» **What this task involves**:
Your response should contain each line of the data that includes "JSON".

------------------------------

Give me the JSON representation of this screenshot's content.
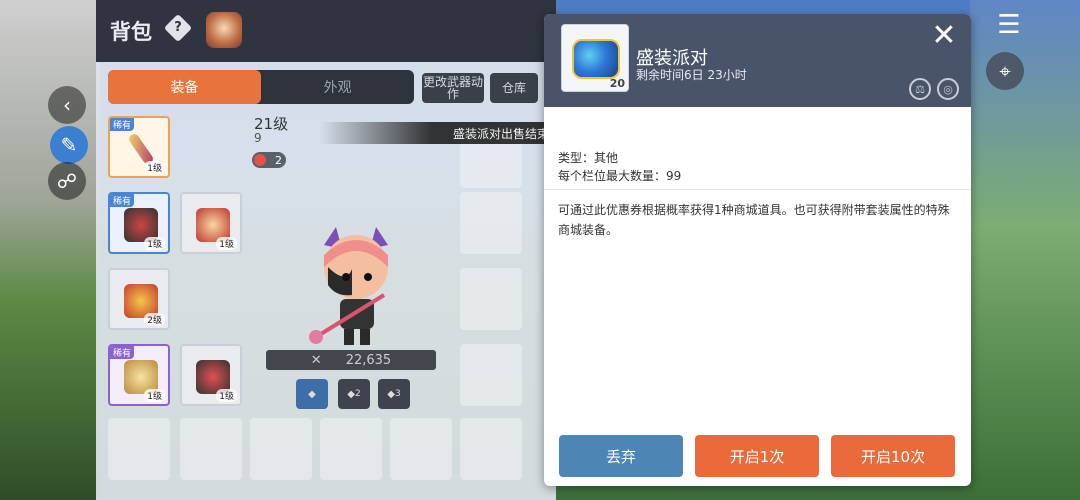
{
  "inventory": {
    "title": "背包",
    "help_icon_text": "?",
    "tabs": [
      {
        "label": "装备",
        "active": true
      },
      {
        "label": "外观",
        "active": false
      }
    ],
    "buttons": {
      "change_weapon_action": "更改武器动作",
      "warehouse": "仓库"
    },
    "character": {
      "level": "21级",
      "level_sub": "9",
      "star_count": "2",
      "combat_power": "22,635"
    },
    "slots": [
      {
        "rarity": "稀有",
        "level": "1级",
        "kind": "weapon"
      },
      {
        "rarity": "稀有",
        "level": "1级",
        "kind": "secondary"
      },
      {
        "rarity": "",
        "level": "1级",
        "kind": "glove"
      },
      {
        "rarity": "",
        "level": "2级",
        "kind": "armor"
      },
      {
        "rarity": "稀有",
        "level": "1级",
        "kind": "hat"
      },
      {
        "rarity": "",
        "level": "1级",
        "kind": "shoes"
      }
    ],
    "presets": [
      "",
      "2",
      "3"
    ]
  },
  "toast": {
    "message": "盛装派对出售结束，无法购买。"
  },
  "item_popup": {
    "name": "盛装派对",
    "remaining_time": "剩余时间6日 23小时",
    "count": "20",
    "type_line": "类型：其他",
    "max_stack_line": "每个栏位最大数量：99",
    "description": "可通过此优惠券根据概率获得1种商城道具。也可获得附带套装属性的特殊商城装备。",
    "buttons": {
      "discard": "丢弃",
      "open_once": "开启1次",
      "open_ten": "开启10次"
    }
  },
  "colors": {
    "accent_orange": "#ea6a3c",
    "discard_blue": "#4b86b4",
    "popup_header": "#48546a"
  }
}
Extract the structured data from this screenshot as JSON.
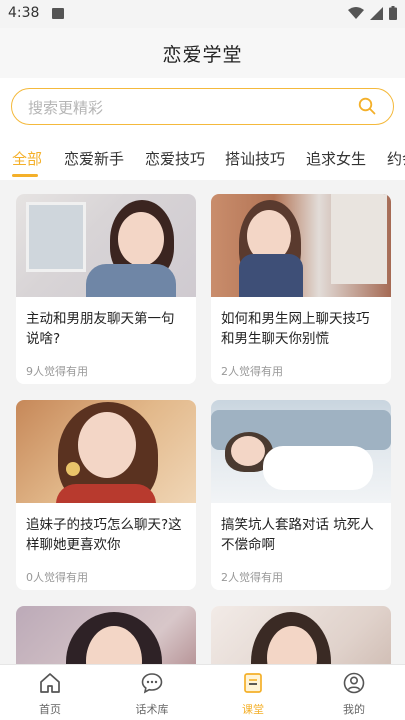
{
  "status_bar": {
    "time": "4:38"
  },
  "header": {
    "title": "恋爱学堂"
  },
  "search": {
    "placeholder": "搜索更精彩"
  },
  "tabs": [
    {
      "label": "全部",
      "active": true
    },
    {
      "label": "恋爱新手",
      "active": false
    },
    {
      "label": "恋爱技巧",
      "active": false
    },
    {
      "label": "搭讪技巧",
      "active": false
    },
    {
      "label": "追求女生",
      "active": false
    },
    {
      "label": "约会",
      "active": false
    }
  ],
  "articles": [
    {
      "title": "主动和男朋友聊天第一句说啥?",
      "useful": "9人觉得有用"
    },
    {
      "title": "如何和男生网上聊天技巧和男生聊天你别慌",
      "useful": "2人觉得有用"
    },
    {
      "title": "追妹子的技巧怎么聊天?这样聊她更喜欢你",
      "useful": "0人觉得有用"
    },
    {
      "title": "搞笑坑人套路对话 坑死人不偿命啊",
      "useful": "2人觉得有用"
    }
  ],
  "bottom_nav": [
    {
      "label": "首页",
      "icon": "home-icon",
      "active": false
    },
    {
      "label": "话术库",
      "icon": "chat-bubble-icon",
      "active": false
    },
    {
      "label": "课堂",
      "icon": "classroom-icon",
      "active": true
    },
    {
      "label": "我的",
      "icon": "profile-icon",
      "active": false
    }
  ],
  "colors": {
    "accent": "#f4b02a",
    "search_border": "#f4b93c"
  }
}
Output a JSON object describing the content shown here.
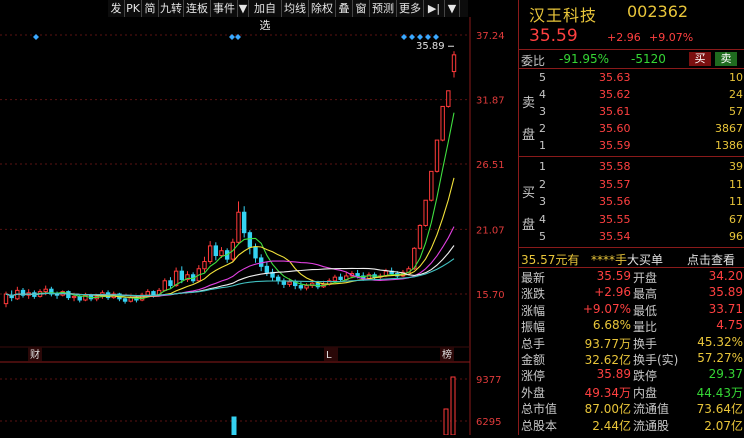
{
  "toolbar": {
    "items": [
      "发",
      "PK",
      "简",
      "九转",
      "连板",
      "事件",
      "▼",
      "加自选",
      "均线",
      "除权",
      "叠",
      "窗",
      "预测",
      "更多",
      "▶|",
      "▼"
    ]
  },
  "chart": {
    "price_ticks": [
      "37.24",
      "31.87",
      "26.51",
      "21.07",
      "15.70"
    ],
    "high_marker": "35.89",
    "bottom_labels": [
      "财",
      "L",
      "榜"
    ],
    "volume_ticks": [
      "9377",
      "6295"
    ]
  },
  "quote": {
    "name": "汉王科技",
    "code": "002362",
    "price": "35.59",
    "change": "+2.96",
    "change_pct": "+9.07%",
    "weibi_label": "委比",
    "weibi_pct": "-91.95%",
    "weicha": "-5120",
    "buy_button": "买",
    "sell_button": "卖"
  },
  "order_book": {
    "sell_side_chars": [
      "卖",
      "盘"
    ],
    "buy_side_chars": [
      "买",
      "盘"
    ],
    "asks": [
      {
        "level": "5",
        "price": "35.63",
        "vol": "10"
      },
      {
        "level": "4",
        "price": "35.62",
        "vol": "24"
      },
      {
        "level": "3",
        "price": "35.61",
        "vol": "57"
      },
      {
        "level": "2",
        "price": "35.60",
        "vol": "3867"
      },
      {
        "level": "1",
        "price": "35.59",
        "vol": "1386"
      }
    ],
    "bids": [
      {
        "level": "1",
        "price": "35.58",
        "vol": "39"
      },
      {
        "level": "2",
        "price": "35.57",
        "vol": "11"
      },
      {
        "level": "3",
        "price": "35.56",
        "vol": "11"
      },
      {
        "level": "4",
        "price": "35.55",
        "vol": "67"
      },
      {
        "level": "5",
        "price": "35.54",
        "vol": "96"
      }
    ]
  },
  "big_order": {
    "price": "35.57元有",
    "amount": "****手",
    "label": "大买单",
    "link": "点击查看"
  },
  "stats": [
    {
      "k1": "最新",
      "v1": "35.59",
      "c1": "r",
      "k2": "开盘",
      "v2": "34.20",
      "c2": "r"
    },
    {
      "k1": "涨跌",
      "v1": "+2.96",
      "c1": "r",
      "k2": "最高",
      "v2": "35.89",
      "c2": "r"
    },
    {
      "k1": "涨幅",
      "v1": "+9.07%",
      "c1": "r",
      "k2": "最低",
      "v2": "33.71",
      "c2": "r"
    },
    {
      "k1": "振幅",
      "v1": "6.68%",
      "c1": "y",
      "k2": "量比",
      "v2": "4.75",
      "c2": "r"
    },
    {
      "k1": "总手",
      "v1": "93.77万",
      "c1": "y",
      "k2": "换手",
      "v2": "45.32%",
      "c2": "y"
    },
    {
      "k1": "金额",
      "v1": "32.62亿",
      "c1": "y",
      "k2": "换手(实)",
      "v2": "57.27%",
      "c2": "y"
    },
    {
      "k1": "涨停",
      "v1": "35.89",
      "c1": "r",
      "k2": "跌停",
      "v2": "29.37",
      "c2": "g"
    },
    {
      "k1": "外盘",
      "v1": "49.34万",
      "c1": "r",
      "k2": "内盘",
      "v2": "44.43万",
      "c2": "g"
    },
    {
      "k1": "总市值",
      "v1": "87.00亿",
      "c1": "y",
      "k2": "流通值",
      "v2": "73.64亿",
      "c2": "y"
    },
    {
      "k1": "总股本",
      "v1": "2.44亿",
      "c1": "y",
      "k2": "流通股",
      "v2": "2.07亿",
      "c2": "y"
    }
  ],
  "colors": {
    "up": "#ff4040",
    "down": "#35d635",
    "yellow": "#e8c53a",
    "ma_white": "#f0f0f0",
    "ma_yellow": "#f2e23a",
    "ma_magenta": "#e040e0",
    "ma_green": "#40e040",
    "ma_cyan": "#40c0c0",
    "candle_up": "#ff3a3a",
    "candle_down": "#35d2f2"
  }
}
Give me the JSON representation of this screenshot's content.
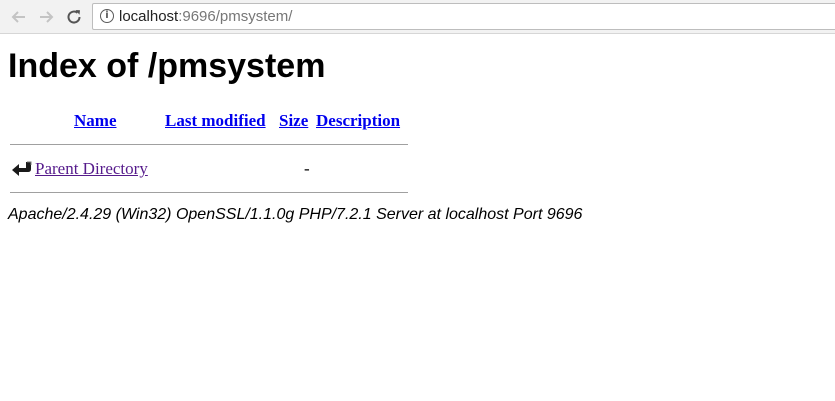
{
  "browser": {
    "url_host": "localhost",
    "url_rest": ":9696/pmsystem/",
    "back_icon": "arrow-left-icon",
    "forward_icon": "arrow-right-icon",
    "reload_icon": "reload-icon",
    "info_icon": "info-icon"
  },
  "page": {
    "title": "Index of /pmsystem",
    "columns": {
      "name": "Name",
      "last_modified": "Last modified",
      "size": "Size",
      "description": "Description"
    },
    "rows": [
      {
        "icon": "back-arrow-icon",
        "name": "Parent Directory",
        "last_modified": "",
        "size": "-",
        "description": ""
      }
    ],
    "signature": "Apache/2.4.29 (Win32) OpenSSL/1.1.0g PHP/7.2.1 Server at localhost Port 9696"
  },
  "colors": {
    "link": "#0000ee",
    "visited_link": "#551a8b",
    "toolbar_bg": "#f2f2f2"
  }
}
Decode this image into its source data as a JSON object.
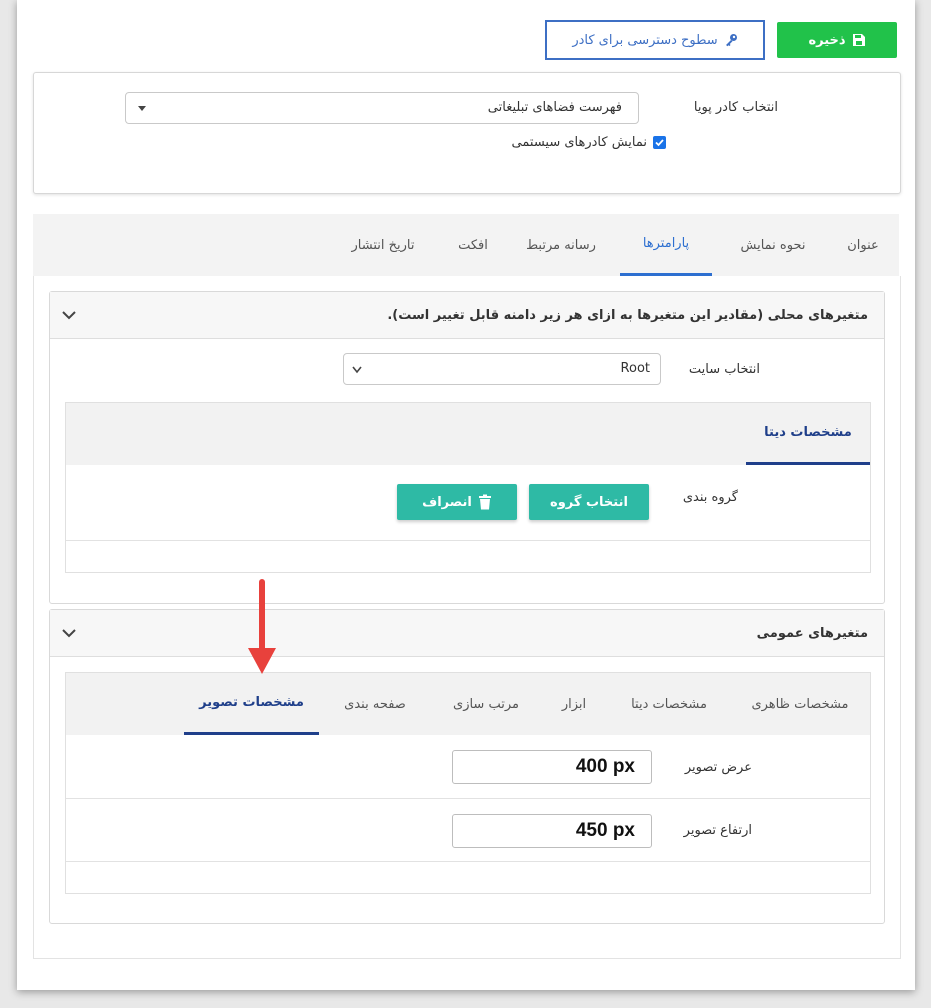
{
  "toolbar": {
    "save_label": "ذخیره",
    "access_label": "سطوح دسترسی برای کادر"
  },
  "frame": {
    "select_label": "انتخاب کادر پویا",
    "selected_value": "فهرست فضاهای تبلیغاتی",
    "show_system_label": "نمایش کادرهای سیستمی",
    "show_system_checked": true
  },
  "tabs": [
    {
      "label": "عنوان"
    },
    {
      "label": "نحوه نمایش"
    },
    {
      "label": "پارامترها",
      "active": true
    },
    {
      "label": "رسانه مرتبط"
    },
    {
      "label": "افکت"
    },
    {
      "label": "تاریخ انتشار"
    }
  ],
  "local_vars": {
    "title": "متغیرهای محلی (مقادیر این متغیرها به ازای هر زیر دامنه قابل تغییر است).",
    "site_label": "انتخاب سایت",
    "site_value": "Root",
    "tab_label": "مشخصات دیتا",
    "grouping_label": "گروه بندی",
    "select_group_label": "انتخاب گروه",
    "cancel_label": "انصراف"
  },
  "global_vars": {
    "title": "متغیرهای عمومی",
    "tabs": [
      {
        "label": "مشخصات ظاهری"
      },
      {
        "label": "مشخصات دیتا"
      },
      {
        "label": "ابزار"
      },
      {
        "label": "مرتب سازی"
      },
      {
        "label": "صفحه بندی"
      },
      {
        "label": "مشخصات تصویر",
        "active": true
      }
    ],
    "width_label": "عرض تصویر",
    "width_value": "400 px",
    "height_label": "ارتفاع تصویر",
    "height_value": "450 px"
  },
  "colors": {
    "save_green": "#21c24a",
    "access_blue": "#3d6fc4",
    "active_tab_blue": "#2d6fd0",
    "teal": "#2ebaa5",
    "annotation_red": "#e8413c"
  }
}
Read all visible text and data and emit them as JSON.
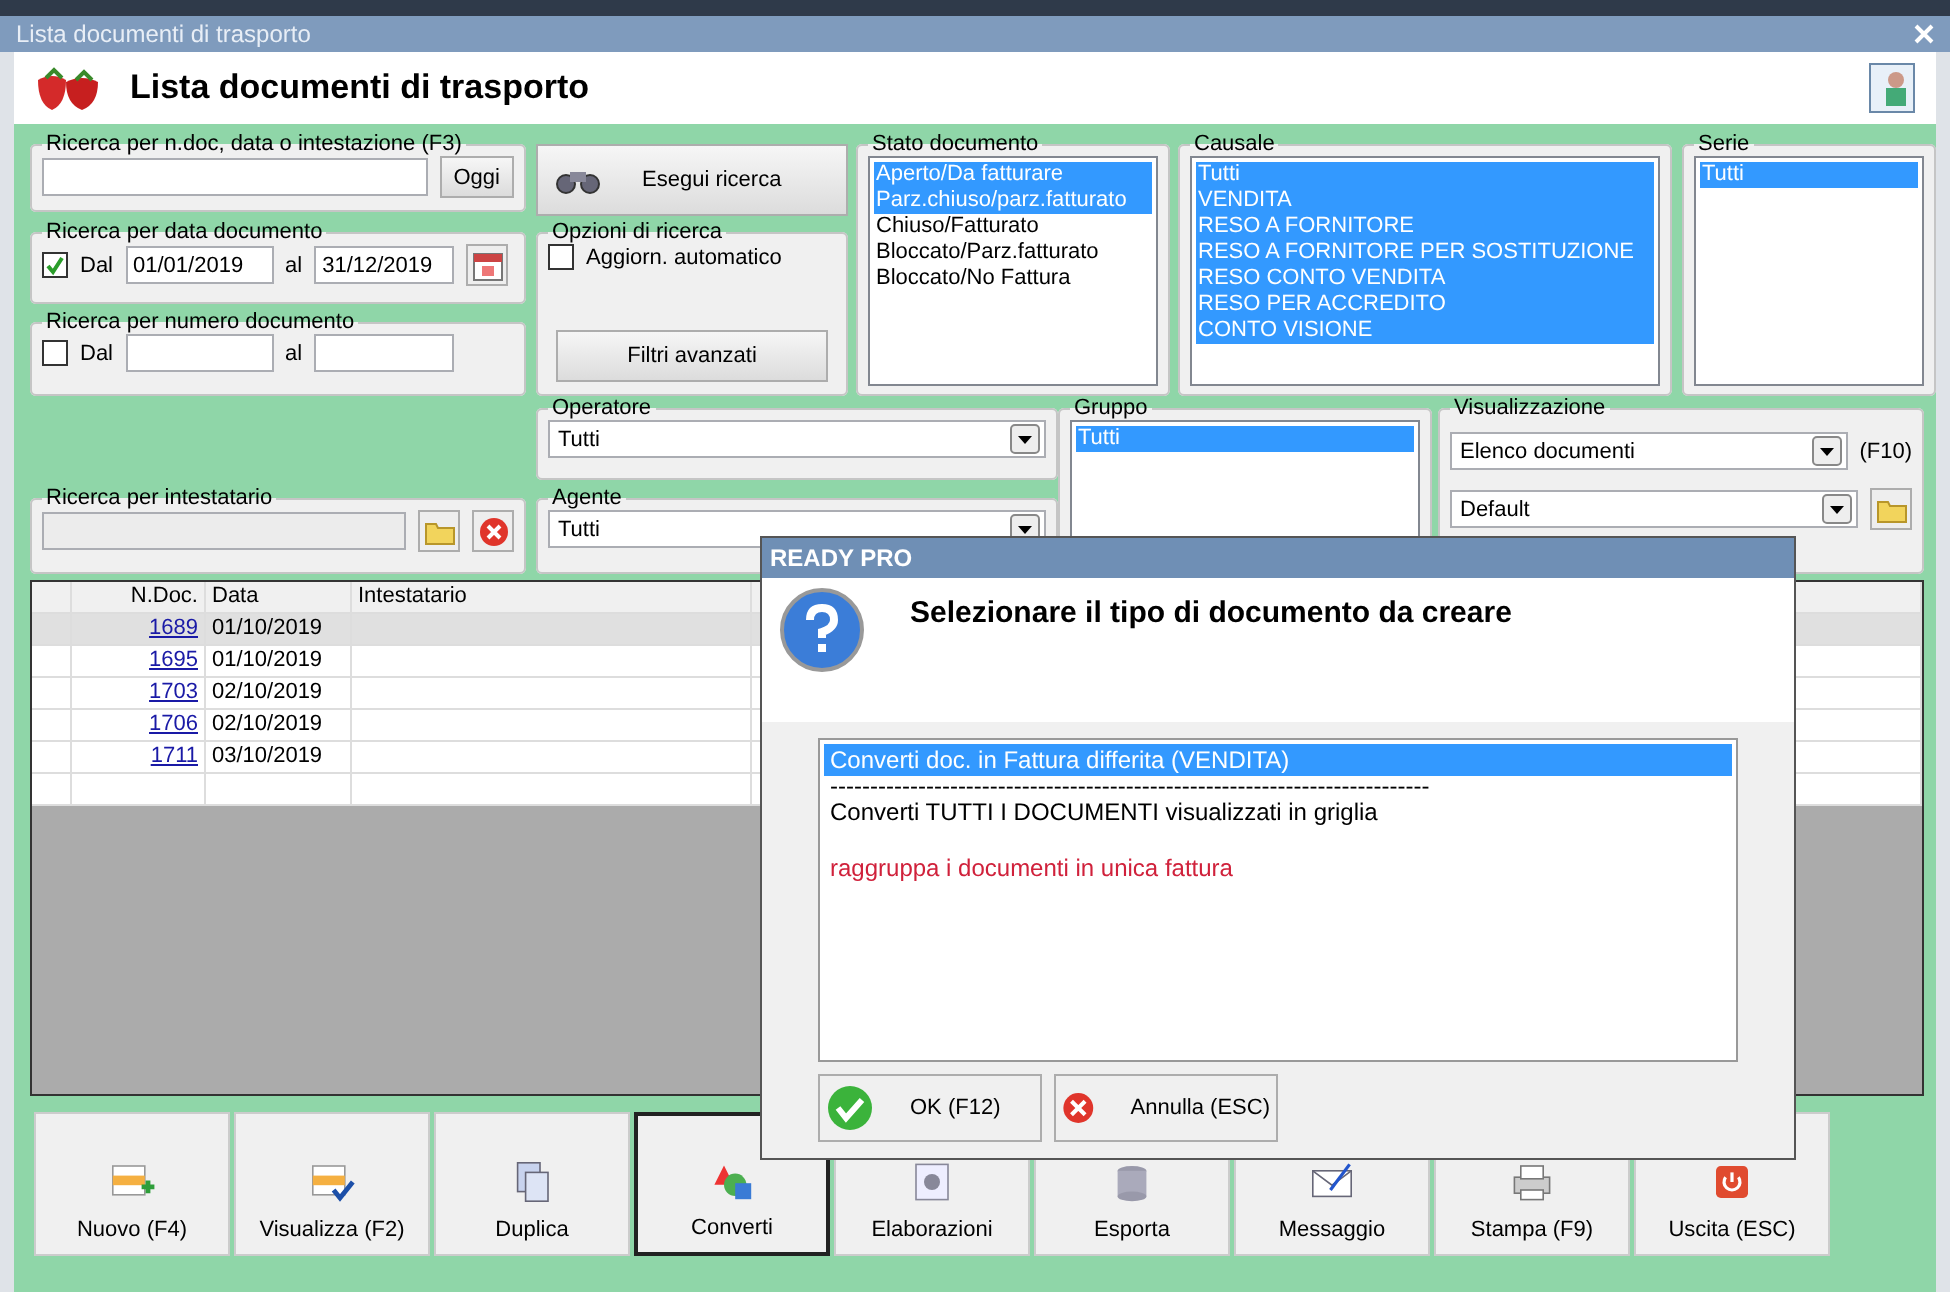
{
  "window": {
    "title": "Lista documenti di trasporto"
  },
  "header": {
    "title": "Lista documenti di trasporto"
  },
  "search": {
    "legend": "Ricerca per n.doc, data o intestazione (F3)",
    "button": "Oggi"
  },
  "date_range": {
    "legend": "Ricerca per data documento",
    "checked": true,
    "from_label": "Dal",
    "from": "01/01/2019",
    "to_label": "al",
    "to": "31/12/2019"
  },
  "number_range": {
    "legend": "Ricerca per numero documento",
    "checked": false,
    "from_label": "Dal",
    "to_label": "al"
  },
  "owner_search": {
    "legend": "Ricerca per intestatario"
  },
  "search_button": "Esegui ricerca",
  "search_options": {
    "legend": "Opzioni di ricerca",
    "auto_update": {
      "label": "Aggiorn. automatico",
      "checked": false
    },
    "advanced_button": "Filtri avanzati"
  },
  "operator": {
    "legend": "Operatore",
    "value": "Tutti"
  },
  "agent": {
    "legend": "Agente",
    "value": "Tutti"
  },
  "status": {
    "legend": "Stato documento",
    "items": [
      {
        "label": "Aperto/Da fatturare",
        "selected": true
      },
      {
        "label": "Parz.chiuso/parz.fatturato",
        "selected": true
      },
      {
        "label": "Chiuso/Fatturato",
        "selected": false
      },
      {
        "label": "Bloccato/Parz.fatturato",
        "selected": false
      },
      {
        "label": "Bloccato/No Fattura",
        "selected": false
      }
    ]
  },
  "causale": {
    "legend": "Causale",
    "items": [
      {
        "label": "Tutti",
        "selected": true
      },
      {
        "label": "VENDITA",
        "selected": true
      },
      {
        "label": "RESO A FORNITORE",
        "selected": true
      },
      {
        "label": "RESO A FORNITORE PER SOSTITUZIONE",
        "selected": true
      },
      {
        "label": "RESO CONTO VENDITA",
        "selected": true
      },
      {
        "label": "RESO PER ACCREDITO",
        "selected": true
      },
      {
        "label": "CONTO VISIONE",
        "selected": true
      }
    ]
  },
  "serie": {
    "legend": "Serie",
    "items": [
      {
        "label": "Tutti",
        "selected": true
      }
    ]
  },
  "gruppo": {
    "legend": "Gruppo",
    "items": [
      {
        "label": "Tutti",
        "selected": true
      }
    ]
  },
  "view": {
    "legend": "Visualizzazione",
    "mode": "Elenco documenti",
    "shortcut": "(F10)",
    "layout": "Default"
  },
  "table": {
    "columns": [
      "N.Doc.",
      "Data",
      "Intestatario"
    ],
    "rows": [
      {
        "n_doc": "1689",
        "date": "01/10/2019",
        "selected": true
      },
      {
        "n_doc": "1695",
        "date": "01/10/2019",
        "selected": false
      },
      {
        "n_doc": "1703",
        "date": "02/10/2019",
        "selected": false
      },
      {
        "n_doc": "1706",
        "date": "02/10/2019",
        "selected": false
      },
      {
        "n_doc": "1711",
        "date": "03/10/2019",
        "selected": false
      }
    ]
  },
  "toolbar": [
    {
      "label": "Nuovo (F4)",
      "kind": "add",
      "focused": false
    },
    {
      "label": "Visualizza (F2)",
      "kind": "view",
      "focused": false
    },
    {
      "label": "Duplica",
      "kind": "copy",
      "focused": false
    },
    {
      "label": "Converti",
      "kind": "convert",
      "focused": true
    },
    {
      "label": "Elaborazioni",
      "kind": "process",
      "focused": false
    },
    {
      "label": "Esporta",
      "kind": "export",
      "focused": false
    },
    {
      "label": "Messaggio",
      "kind": "message",
      "focused": false
    },
    {
      "label": "Stampa (F9)",
      "kind": "print",
      "focused": false
    },
    {
      "label": "Uscita (ESC)",
      "kind": "exit",
      "focused": false
    }
  ],
  "dialog": {
    "title": "READY PRO",
    "message": "Selezionare il tipo di documento da creare",
    "options": [
      {
        "kind": "item",
        "text": "Converti doc. in Fattura differita (VENDITA)",
        "selected": true
      },
      {
        "kind": "separator",
        "text": "---------------------------------------------------------------------------",
        "selected": false
      },
      {
        "kind": "item",
        "text": "Converti TUTTI I DOCUMENTI visualizzati in griglia",
        "selected": false
      },
      {
        "kind": "note",
        "text": "raggruppa i documenti in unica fattura",
        "selected": false
      }
    ],
    "buttons": [
      {
        "label": "OK (F12)",
        "kind": "ok"
      },
      {
        "label": "Annulla (ESC)",
        "kind": "cancel"
      }
    ]
  }
}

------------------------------

» **Output below**:
Give me the JSON representation of this screenshot's content.
Extract the structured data from this screenshot as JSON.
Output a JSON object describing the content shown here.
Give me the JSON representation of this screenshot's content.
Decode this image into its source data as a JSON object.
Read all visible text and data and emit them as JSON.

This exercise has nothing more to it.